The federal Occupational Safety and Health Administration cited a Baton Rouge company with violations after a trench collapse killed a worker.

BATON ROUGE, La. (AP) - The federal Occupational Safety and Health Administration cited a Baton Rouge company with violations after a trench collapse killed a worker.

The federal agency cited Ted Hebert LLC on Thursday for one ”willful violation’ and five serious violations and said the company could face fines of $105,000, The Times-Picayune (http://bit.ly/1XdB4jr) reports.

On May 20, Isidro Cigarroa Martinez died and a second worker was injured when a wall of a trench collapsed at a construction site. Emergency crews worked for two hours to remove Martinez’s body from the area.

”There is no excuse for exposing workers to deadly trench collapse hazards,’ said Dorinda Folse, the federal agency’s area director in Baton Rouge.

An OSHA statement said the willful violation involved exposing workers to trench hazards and failing to provide an adequate protection system. It also said serious violations included failing to train workers to recognize unsafe conditions, neglecting to have a ladder or other means for workers to exit a trench and failing to maintain a workplace free from recognized hazards likely to cause death or serious physical harm.

”The employer knew what needed to be done, yet a broken trench box lay nearby,’ Folse said. ”Workers had to enter an unsafe trench with no adequate means of keeping the trench from caving in on them.’

The company specializes in installing sewer and water pipes.

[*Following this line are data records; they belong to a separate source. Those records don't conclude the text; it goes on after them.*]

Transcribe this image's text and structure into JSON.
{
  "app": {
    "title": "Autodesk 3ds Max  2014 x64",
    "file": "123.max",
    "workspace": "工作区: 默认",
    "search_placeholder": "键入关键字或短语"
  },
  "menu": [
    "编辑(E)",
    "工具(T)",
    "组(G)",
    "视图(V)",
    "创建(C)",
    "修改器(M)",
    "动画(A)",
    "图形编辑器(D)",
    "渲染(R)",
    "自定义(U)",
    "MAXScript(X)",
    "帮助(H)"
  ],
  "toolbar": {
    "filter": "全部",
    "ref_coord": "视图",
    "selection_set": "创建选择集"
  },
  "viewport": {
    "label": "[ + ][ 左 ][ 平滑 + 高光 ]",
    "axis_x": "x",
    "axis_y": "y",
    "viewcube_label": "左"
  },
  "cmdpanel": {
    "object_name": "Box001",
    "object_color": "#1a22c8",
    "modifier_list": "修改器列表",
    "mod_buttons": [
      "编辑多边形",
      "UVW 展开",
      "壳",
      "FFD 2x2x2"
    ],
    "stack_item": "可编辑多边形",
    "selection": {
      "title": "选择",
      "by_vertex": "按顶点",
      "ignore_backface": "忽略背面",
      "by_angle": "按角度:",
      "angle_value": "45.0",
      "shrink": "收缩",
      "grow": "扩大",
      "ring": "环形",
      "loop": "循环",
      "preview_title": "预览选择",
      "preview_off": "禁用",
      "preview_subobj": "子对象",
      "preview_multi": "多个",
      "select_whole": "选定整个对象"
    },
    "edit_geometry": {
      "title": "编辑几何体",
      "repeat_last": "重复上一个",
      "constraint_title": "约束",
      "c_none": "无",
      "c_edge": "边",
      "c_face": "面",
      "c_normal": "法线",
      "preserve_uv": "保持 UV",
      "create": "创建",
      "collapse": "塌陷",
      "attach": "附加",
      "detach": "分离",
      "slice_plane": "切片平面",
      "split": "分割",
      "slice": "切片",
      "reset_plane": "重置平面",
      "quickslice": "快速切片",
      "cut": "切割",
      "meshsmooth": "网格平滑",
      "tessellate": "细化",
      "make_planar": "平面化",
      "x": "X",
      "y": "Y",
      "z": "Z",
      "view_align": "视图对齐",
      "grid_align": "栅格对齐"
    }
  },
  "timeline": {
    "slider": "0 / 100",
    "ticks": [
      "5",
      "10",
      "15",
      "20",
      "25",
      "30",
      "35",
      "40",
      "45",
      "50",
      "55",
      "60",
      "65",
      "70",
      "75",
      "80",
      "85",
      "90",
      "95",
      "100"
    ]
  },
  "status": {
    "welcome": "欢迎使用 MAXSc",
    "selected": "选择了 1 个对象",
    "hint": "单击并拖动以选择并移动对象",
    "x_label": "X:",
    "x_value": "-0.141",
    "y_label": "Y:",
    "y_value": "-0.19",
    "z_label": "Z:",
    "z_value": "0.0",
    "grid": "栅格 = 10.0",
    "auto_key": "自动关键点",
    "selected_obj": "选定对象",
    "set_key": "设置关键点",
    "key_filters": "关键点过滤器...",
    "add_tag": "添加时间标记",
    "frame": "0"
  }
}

It has 15 business days from receipt of its citations to request a conference with the agency’s area director or contest the citations and penalties before the independent Occupational Safety and Health Review Commission.

Company officials couldn’t be reached for comment by the paper Thursday.